The Moonshiner – 1

“Hi Mom,” says Tom when he arrives home from school.

She smiles, but somehow she is different. Something is afoot. But there is always something going on, an undercurrent that is never discussed in his presence. He’s given up trying to figure it out. This evening, like most evenings, he goes directly to his room and changes out of his school clothes. Then he goes out the back door and heads for the barn to begin his daily chores – feeding rabbits.

He hates this life. It’s nothing but work. When the feeding and watering is finished there are nests to prepare for the birth of the young. Then there is manure to haul. Always manure. There is no end to it. He craves his former life, being a city kid in southern California. When school was finished he walked the eight blocks home. Being the first home, he washed the breakfast dishes, earning five cents each day. Then the rest of the day was his.

He is filling a feed bucket with rabbit pellets when a voice  interrupts those cherished memories.

“Hi, you must be Tommy,” the stranger says.

Surprised, he whirl about. “My name is Tom,” he says after recovering his voice. “Who are you?” he asks, surveying the middle-aged man reclining on a row of straw bales.

“Folks call me Sally. I’m your dad’s friend. He hired me to help out around here.”

Tom was speechless. No one told him about a hiring anybody, but then who tells an eleven-year-old anything, he thinks as he surveys this stranger in faded jeans and a plaid, flannel shirt. He not wearing socks, and his brown loafers are badly scuffed. His cloudy blue eyes reveal nothing. His hair is thin and gray. Beside him  is a pint of Old Crow still half full of whiskey.

“Well,” says Tom, recovering and wondering if this Sally guy picked up on his surprise. “There’s an extra feed bucket by that stack of burlap bags. Use the tomato paste can of pellets, one scoop in each cage. Water is in the hose. Make sure each dish is full. I’ll start on the other end.”

“Hold on here, kid. I’m hired to do other stuff. I don’t feed rabbits.”

What other stuff, he wants to ask, but he doesn’t. He’s insulted by this stranger calling him a kid.
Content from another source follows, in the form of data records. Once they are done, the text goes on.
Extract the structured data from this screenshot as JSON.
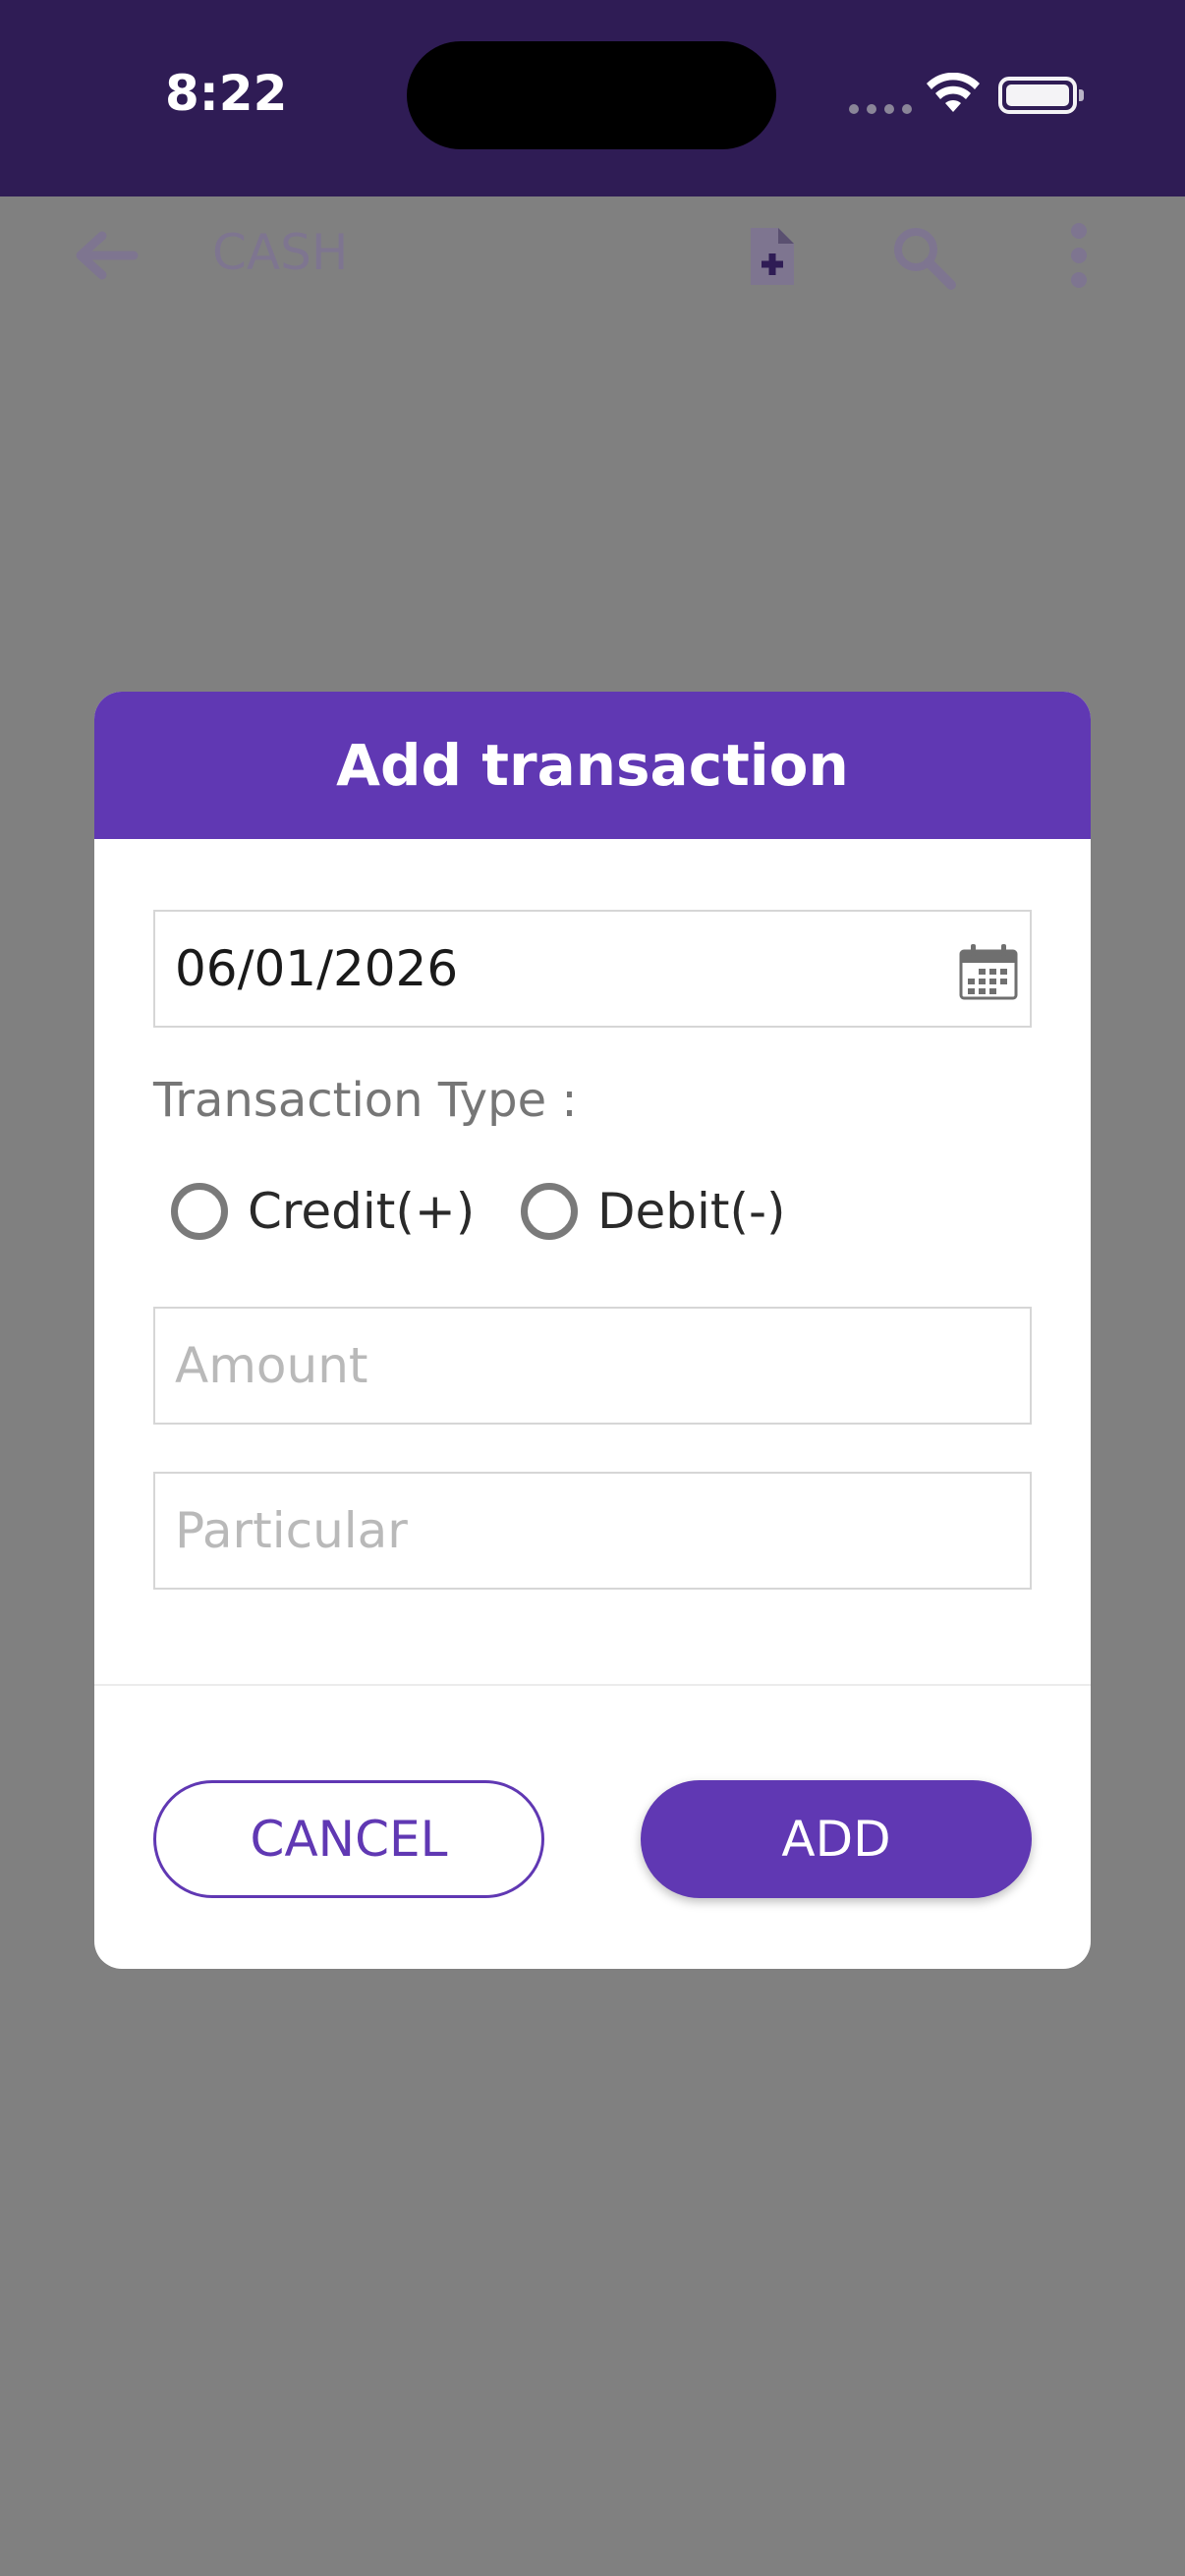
{
  "status_bar": {
    "time": "8:22"
  },
  "app_bar": {
    "title": "CASH",
    "icons": [
      "arrow-back-icon",
      "file-add-icon",
      "search-icon",
      "more-vertical-icon"
    ]
  },
  "dialog": {
    "title": "Add transaction",
    "date_value": "06/01/2026",
    "transaction_type_label": "Transaction Type :",
    "radio_options": [
      {
        "label": "Credit(+)",
        "selected": false
      },
      {
        "label": "Debit(-)",
        "selected": false
      }
    ],
    "amount_placeholder": "Amount",
    "particular_placeholder": "Particular",
    "cancel_label": "CANCEL",
    "add_label": "ADD"
  },
  "colors": {
    "primary": "#6038b3",
    "scrim": "#808080",
    "appbar_dimmed": "#2f1c55"
  }
}
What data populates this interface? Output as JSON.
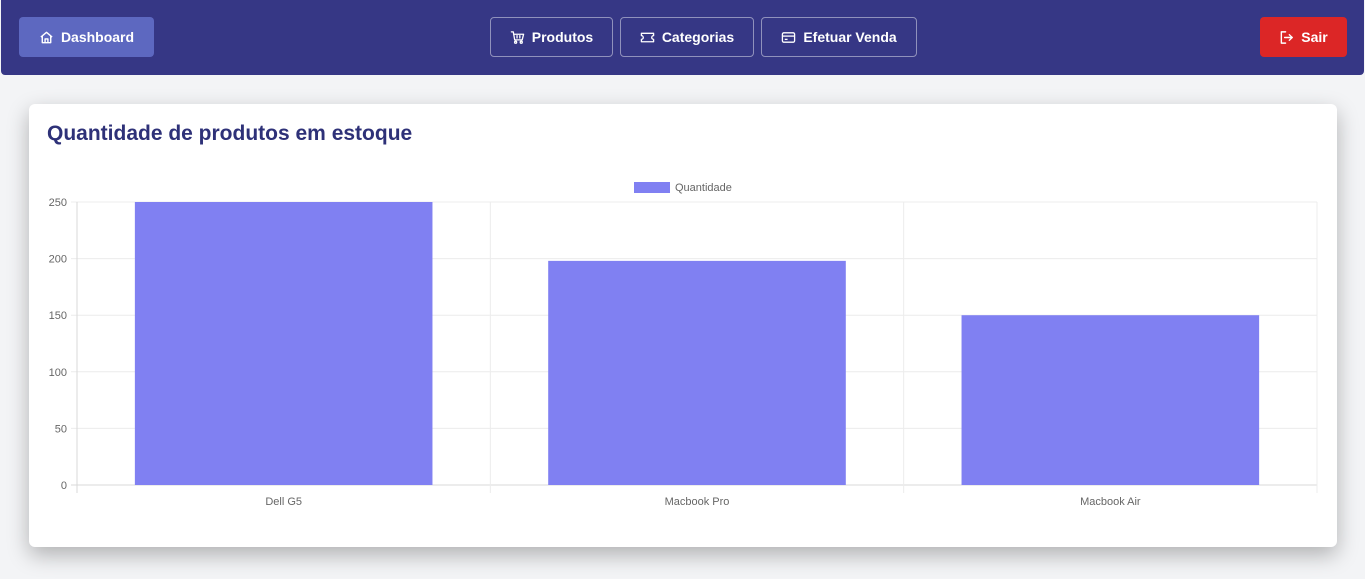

What can he know, especially if he’s been nursing on that pint very long? He’s doing adult work here, and he wishes someone would notice. But there’s little use in saying anything, especially to his dad’s friends who are so often full of hooch. Best to let it pass and start his chores, caring for some 900 rabbits.